If you’re watching hockey this time of year most likely it’s the NHL playoffs. Occasionally I’ll catch an update on what’s happening at the world championship but it’s hard to match the intensity and excitement of the NHL.

One of the updates I did catch about the world championships was that Steven Stamkos got injured in the game against Switzerland. It’s bad enough Canada lost 4-1 but they also lost a 51 goal scorer along the way. Here’s what happened.

Stamkos went in to throw a check and caught the elbow of the Swiss d-man in the mouth. Normally Stamkos wears a mouth guard when playing in the NHL but it was hard to tell if he had one in during the hit or if it fell out. So what does this have to do with hockey training?
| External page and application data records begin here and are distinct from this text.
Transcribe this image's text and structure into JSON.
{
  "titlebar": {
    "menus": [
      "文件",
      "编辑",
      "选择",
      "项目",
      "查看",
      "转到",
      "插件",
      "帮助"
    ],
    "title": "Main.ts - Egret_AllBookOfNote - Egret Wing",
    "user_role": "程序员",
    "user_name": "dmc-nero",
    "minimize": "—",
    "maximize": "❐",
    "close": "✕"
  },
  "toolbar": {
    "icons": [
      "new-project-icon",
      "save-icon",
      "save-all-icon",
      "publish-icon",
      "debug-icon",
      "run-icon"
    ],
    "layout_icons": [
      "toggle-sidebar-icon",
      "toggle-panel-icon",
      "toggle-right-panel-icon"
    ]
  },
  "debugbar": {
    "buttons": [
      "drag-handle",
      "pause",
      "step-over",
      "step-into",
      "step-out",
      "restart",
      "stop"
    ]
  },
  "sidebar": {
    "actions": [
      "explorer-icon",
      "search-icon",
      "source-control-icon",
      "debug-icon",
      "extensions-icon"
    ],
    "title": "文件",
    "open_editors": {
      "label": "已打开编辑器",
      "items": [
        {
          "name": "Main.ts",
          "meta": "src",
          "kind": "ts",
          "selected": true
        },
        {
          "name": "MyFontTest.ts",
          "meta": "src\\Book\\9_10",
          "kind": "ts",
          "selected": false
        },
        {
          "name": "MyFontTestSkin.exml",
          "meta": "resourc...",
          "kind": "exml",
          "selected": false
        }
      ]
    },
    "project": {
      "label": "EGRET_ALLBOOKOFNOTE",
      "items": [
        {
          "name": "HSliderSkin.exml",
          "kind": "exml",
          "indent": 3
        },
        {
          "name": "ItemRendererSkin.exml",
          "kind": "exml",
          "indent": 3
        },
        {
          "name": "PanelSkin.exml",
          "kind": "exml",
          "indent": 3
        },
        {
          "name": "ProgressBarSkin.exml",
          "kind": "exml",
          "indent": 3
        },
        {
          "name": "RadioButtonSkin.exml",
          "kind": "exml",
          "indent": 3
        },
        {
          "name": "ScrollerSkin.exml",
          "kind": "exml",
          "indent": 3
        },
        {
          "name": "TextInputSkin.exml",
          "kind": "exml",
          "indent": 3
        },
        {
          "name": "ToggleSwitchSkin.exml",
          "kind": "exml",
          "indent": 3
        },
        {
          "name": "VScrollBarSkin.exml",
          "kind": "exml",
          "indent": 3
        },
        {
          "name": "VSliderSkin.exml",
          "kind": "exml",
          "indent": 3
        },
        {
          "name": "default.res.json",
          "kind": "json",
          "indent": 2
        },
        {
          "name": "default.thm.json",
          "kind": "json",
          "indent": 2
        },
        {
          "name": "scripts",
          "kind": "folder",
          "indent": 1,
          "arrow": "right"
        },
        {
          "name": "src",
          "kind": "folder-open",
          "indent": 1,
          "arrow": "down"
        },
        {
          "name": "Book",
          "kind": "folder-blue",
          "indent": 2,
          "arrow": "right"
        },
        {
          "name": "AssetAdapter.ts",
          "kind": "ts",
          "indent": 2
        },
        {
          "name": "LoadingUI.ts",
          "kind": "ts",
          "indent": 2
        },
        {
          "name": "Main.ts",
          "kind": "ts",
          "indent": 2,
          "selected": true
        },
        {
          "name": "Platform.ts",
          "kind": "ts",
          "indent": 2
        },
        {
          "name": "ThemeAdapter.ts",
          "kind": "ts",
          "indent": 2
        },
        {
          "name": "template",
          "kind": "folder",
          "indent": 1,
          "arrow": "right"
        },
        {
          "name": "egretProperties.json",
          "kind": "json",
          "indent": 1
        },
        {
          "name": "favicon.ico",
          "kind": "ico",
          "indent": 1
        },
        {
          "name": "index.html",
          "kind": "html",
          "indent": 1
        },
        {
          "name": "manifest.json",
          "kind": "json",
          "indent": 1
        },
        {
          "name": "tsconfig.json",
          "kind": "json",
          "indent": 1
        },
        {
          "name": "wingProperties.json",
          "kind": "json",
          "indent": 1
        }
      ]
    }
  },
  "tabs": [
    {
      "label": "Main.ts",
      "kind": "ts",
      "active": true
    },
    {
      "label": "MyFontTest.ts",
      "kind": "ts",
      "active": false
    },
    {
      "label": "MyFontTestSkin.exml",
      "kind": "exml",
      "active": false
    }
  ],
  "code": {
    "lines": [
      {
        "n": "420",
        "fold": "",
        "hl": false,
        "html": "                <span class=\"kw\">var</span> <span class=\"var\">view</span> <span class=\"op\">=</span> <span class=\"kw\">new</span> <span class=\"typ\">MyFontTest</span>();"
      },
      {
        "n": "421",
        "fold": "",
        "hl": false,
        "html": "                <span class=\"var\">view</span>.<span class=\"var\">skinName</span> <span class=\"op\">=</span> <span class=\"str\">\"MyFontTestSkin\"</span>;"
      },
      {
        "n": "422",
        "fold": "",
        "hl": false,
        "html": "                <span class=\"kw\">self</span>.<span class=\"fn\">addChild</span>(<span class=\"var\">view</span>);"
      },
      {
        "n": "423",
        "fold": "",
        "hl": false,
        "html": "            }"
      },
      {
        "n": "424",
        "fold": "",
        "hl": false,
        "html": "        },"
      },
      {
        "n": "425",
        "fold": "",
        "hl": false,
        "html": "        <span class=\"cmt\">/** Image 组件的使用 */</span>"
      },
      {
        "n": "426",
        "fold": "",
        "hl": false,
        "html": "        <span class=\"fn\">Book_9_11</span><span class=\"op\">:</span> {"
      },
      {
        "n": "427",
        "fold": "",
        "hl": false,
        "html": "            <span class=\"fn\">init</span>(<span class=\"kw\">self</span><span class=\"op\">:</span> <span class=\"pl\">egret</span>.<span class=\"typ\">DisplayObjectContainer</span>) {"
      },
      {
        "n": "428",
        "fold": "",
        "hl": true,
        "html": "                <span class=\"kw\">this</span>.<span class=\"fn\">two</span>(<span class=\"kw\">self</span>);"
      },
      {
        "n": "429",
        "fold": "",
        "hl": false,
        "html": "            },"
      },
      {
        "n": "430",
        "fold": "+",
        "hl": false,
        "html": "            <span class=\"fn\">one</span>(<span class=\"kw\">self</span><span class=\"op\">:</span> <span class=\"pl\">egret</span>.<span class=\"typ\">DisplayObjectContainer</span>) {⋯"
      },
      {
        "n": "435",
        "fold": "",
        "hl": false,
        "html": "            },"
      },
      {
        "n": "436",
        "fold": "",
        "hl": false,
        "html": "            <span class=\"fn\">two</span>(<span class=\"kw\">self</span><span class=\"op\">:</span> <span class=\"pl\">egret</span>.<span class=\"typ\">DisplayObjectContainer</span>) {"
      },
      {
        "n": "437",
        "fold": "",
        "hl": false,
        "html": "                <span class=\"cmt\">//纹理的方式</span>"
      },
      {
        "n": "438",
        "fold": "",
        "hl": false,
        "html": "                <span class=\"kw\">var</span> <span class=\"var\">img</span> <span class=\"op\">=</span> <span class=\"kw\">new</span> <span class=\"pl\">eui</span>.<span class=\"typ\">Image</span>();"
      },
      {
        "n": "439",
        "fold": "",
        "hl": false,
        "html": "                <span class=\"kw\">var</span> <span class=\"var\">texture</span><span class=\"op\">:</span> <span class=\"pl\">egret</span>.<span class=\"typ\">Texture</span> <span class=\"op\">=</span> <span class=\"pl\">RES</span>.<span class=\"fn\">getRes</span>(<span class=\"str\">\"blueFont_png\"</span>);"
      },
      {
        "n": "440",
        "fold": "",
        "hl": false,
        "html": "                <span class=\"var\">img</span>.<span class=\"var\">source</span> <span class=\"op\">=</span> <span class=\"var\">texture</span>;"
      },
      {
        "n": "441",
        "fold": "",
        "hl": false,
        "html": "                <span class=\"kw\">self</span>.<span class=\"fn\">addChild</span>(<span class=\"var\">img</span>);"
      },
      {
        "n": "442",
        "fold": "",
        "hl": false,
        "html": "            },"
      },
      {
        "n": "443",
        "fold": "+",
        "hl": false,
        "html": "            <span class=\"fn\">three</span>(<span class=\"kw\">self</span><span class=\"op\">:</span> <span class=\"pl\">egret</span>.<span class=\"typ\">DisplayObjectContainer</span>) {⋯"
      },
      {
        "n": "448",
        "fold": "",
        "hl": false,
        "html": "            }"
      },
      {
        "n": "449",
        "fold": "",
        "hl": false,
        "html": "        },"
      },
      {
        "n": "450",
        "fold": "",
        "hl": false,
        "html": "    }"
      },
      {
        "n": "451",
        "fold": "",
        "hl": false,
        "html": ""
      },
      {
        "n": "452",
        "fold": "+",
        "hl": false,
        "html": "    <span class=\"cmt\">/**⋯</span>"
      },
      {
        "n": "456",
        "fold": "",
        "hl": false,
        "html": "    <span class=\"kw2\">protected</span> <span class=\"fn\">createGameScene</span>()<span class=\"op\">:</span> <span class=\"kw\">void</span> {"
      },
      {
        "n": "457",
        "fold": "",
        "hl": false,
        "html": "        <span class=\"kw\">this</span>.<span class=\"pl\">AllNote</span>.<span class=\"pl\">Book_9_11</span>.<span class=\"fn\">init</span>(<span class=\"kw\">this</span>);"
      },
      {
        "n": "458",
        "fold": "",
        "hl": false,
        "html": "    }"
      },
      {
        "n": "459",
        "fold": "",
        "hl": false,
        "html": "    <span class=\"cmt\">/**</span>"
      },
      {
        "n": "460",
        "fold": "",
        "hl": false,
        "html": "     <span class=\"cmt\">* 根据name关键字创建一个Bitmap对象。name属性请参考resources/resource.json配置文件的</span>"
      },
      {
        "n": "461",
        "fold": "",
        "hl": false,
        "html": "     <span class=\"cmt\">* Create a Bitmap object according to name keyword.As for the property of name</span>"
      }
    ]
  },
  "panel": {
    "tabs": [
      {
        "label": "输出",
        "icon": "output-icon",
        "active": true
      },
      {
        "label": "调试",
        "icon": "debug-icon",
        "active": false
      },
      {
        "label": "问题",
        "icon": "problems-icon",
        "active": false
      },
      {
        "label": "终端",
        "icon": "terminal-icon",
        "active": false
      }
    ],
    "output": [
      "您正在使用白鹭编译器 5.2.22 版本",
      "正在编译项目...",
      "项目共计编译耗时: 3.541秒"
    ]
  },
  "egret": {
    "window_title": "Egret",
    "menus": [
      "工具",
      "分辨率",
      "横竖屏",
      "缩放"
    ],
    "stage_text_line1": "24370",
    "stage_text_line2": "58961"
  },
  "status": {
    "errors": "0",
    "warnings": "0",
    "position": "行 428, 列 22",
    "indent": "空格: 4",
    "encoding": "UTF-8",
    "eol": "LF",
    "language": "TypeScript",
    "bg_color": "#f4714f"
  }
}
In 2008 I was down to Colorado for the International Conference on Strength Training hosted by the NSCA. I remember seeing a presentation talking about something called ‘concurrent activation potentiation’. What this study looked at was the difference clenching on a mouthguard had on vertical jump performance.
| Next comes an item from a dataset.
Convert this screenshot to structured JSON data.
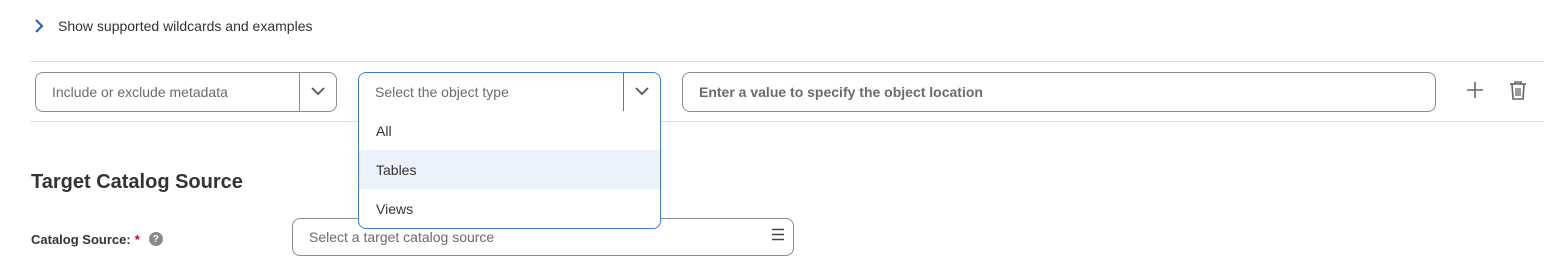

What they found was that when they compared clenching on a mouthguard versus maintaining on an open mouth when performing a vertical jump , the mouth guard made a big differenece.  The group that clenched was able to generate a force 19.5 % more quickly than those with an open mouth. As well the time it took to generate a peak force during the jump was 20.15% less for those that clenched than those that didn’t.
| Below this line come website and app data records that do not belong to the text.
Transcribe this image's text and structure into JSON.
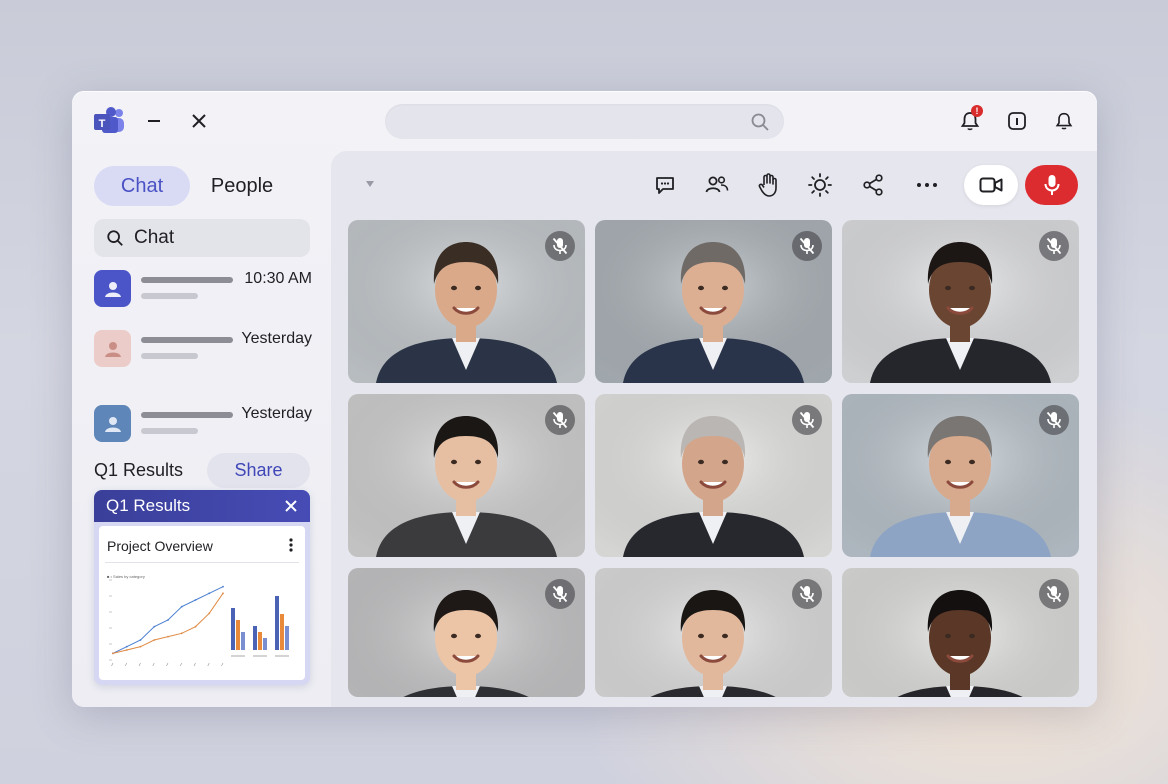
{
  "app": {
    "logo_icon": "teams-logo-icon",
    "minimize_icon": "minimize-icon",
    "close_icon": "close-icon"
  },
  "titlebar": {
    "search_placeholder": "",
    "notifications_badge": "!",
    "info_icon": "info-icon",
    "bell_icon": "bell-icon"
  },
  "sidebar": {
    "tabs": [
      {
        "label": "Chat",
        "active": true
      },
      {
        "label": "People",
        "active": false
      }
    ],
    "search_label": "Chat",
    "chats": [
      {
        "time": "10:30 AM",
        "avatar_color": "#4b55c8"
      },
      {
        "time": "Yesterday",
        "avatar_color": "#e8c4c0"
      },
      {
        "time": "Yesterday",
        "avatar_color": "#5f86b8"
      }
    ],
    "share_section_label": "Q1 Results",
    "share_button": "Share",
    "card": {
      "header": "Q1 Results",
      "title": "Project Overview",
      "legend_text": "■ • Sales by category"
    }
  },
  "stage": {
    "toolbar_icons": [
      "chat-icon",
      "people-icon",
      "raise-hand-icon",
      "effects-icon",
      "share-icon",
      "more-icon"
    ],
    "camera_icon": "video-camera-icon",
    "mic_icon": "microphone-icon",
    "mic_color": "#dd2c30",
    "participants": [
      {
        "muted": true,
        "bg": "#c7ccd0",
        "skin": "#d9a98a",
        "hair": "#3a2d24",
        "suit": "#2b3446"
      },
      {
        "muted": true,
        "bg": "#aeb5bb",
        "skin": "#dcae92",
        "hair": "#6f6a66",
        "suit": "#293349"
      },
      {
        "muted": true,
        "bg": "#e0e1e3",
        "skin": "#6a4632",
        "hair": "#1c1614",
        "suit": "#25262c"
      },
      {
        "muted": true,
        "bg": "#d3d3d3",
        "skin": "#e6bea2",
        "hair": "#1b1715",
        "suit": "#3b3b3e"
      },
      {
        "muted": true,
        "bg": "#e7e7e5",
        "skin": "#d3a68c",
        "hair": "#b9b6b3",
        "suit": "#26282e"
      },
      {
        "muted": true,
        "bg": "#bcc6ce",
        "skin": "#d7a98d",
        "hair": "#7a7673",
        "suit": "#8ea4c4"
      },
      {
        "muted": true,
        "bg": "#c7c7c9",
        "skin": "#ecc4a6",
        "hair": "#1e1916",
        "suit": "#2f3033"
      },
      {
        "muted": true,
        "bg": "#e0e0e0",
        "skin": "#e2b89d",
        "hair": "#1a1614",
        "suit": "#2a2a2e"
      },
      {
        "muted": true,
        "bg": "#e0e0de",
        "skin": "#5a3726",
        "hair": "#141010",
        "suit": "#26262a"
      }
    ]
  },
  "chart_data": {
    "type": "line",
    "title": "Project Overview",
    "x": [
      1,
      2,
      3,
      4,
      5,
      6,
      7,
      8,
      9
    ],
    "series": [
      {
        "values": [
          1,
          2,
          3,
          5,
          6,
          8,
          9,
          10,
          11
        ],
        "color": "#4b7fd1"
      },
      {
        "values": [
          1,
          1.5,
          2,
          3,
          3.5,
          4,
          5,
          7,
          10
        ],
        "color": "#e08a44"
      }
    ],
    "bars": [
      {
        "values": [
          7,
          4,
          9
        ],
        "color": "#4a63b5"
      },
      {
        "values": [
          5,
          3,
          6
        ],
        "color": "#e98a3b"
      },
      {
        "values": [
          3,
          2,
          4
        ],
        "color": "#7a8fcf"
      }
    ]
  }
}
So what exactly is concurrent activation potentiation (CAP)? Well CAP simply means that the muscles that perform movement are more effective when muscles not directly involved in the lift are engaged. A few other examples include squeezing the grip or bracing the core. As you use one of these methods the ability to generate  force more quickly is improved as is the time to reach peak force development. And in the case of the previous study 20 % more.

Now, I’m not suggesting that by clenching on a mouth guard you will increase all of your lifts 20%. What I am saying though is that you will put up bigger numbers in the gym by doing so. And this shouldn’t come as a surpise. Imagine someone stepping up to the bar to perform a deadlift that looks as though they just woke up. Their eyes are barely open. Their body position is slack and lazy. There is no conviction in the person’s body language that they will perform a successful lift. And even if they do succeed the chances of injury are probably greater. Compare this to the following situation.

The athlete performs 2 or 3 tucks jumps before stepping up to the bar. They position their feet under the bar and imagine their feet to be like those of a monkey and are gripping at the floor. As the hands grasp the bar they envision the bar being made of chalk and so could be crushed in their hands. They inhale and hold a deep breath creating intra-abdominal pressure and a strong brace through the core. Lastly as they bite down on the mouth guard the lips separate slightly into a snarl as the eyes turn evil and squint slightly. There is no doubt this athlete will pull the bar from the floor with ease.

Ok so I had a little fun with the imagery on the second one. Honestly I almost got goose bumps just writing that paragraph. But seriously using a mouth guard doesn’t have to just be for on the ice. Incorporate clenching, gripping, bracing and other CAP techniques into your training to take your strength training to the next level.

Here’s the citation for anyone that would like to read up on this study.

Ebben WP et al. Jaw clenching results in concurrent activation potentiation during the countermovement jump. J Strength Cond Res. 2008 Nov;22(6):1850-4.

Chris                                                                                                                                                                                                                                onsidehockeytraining.com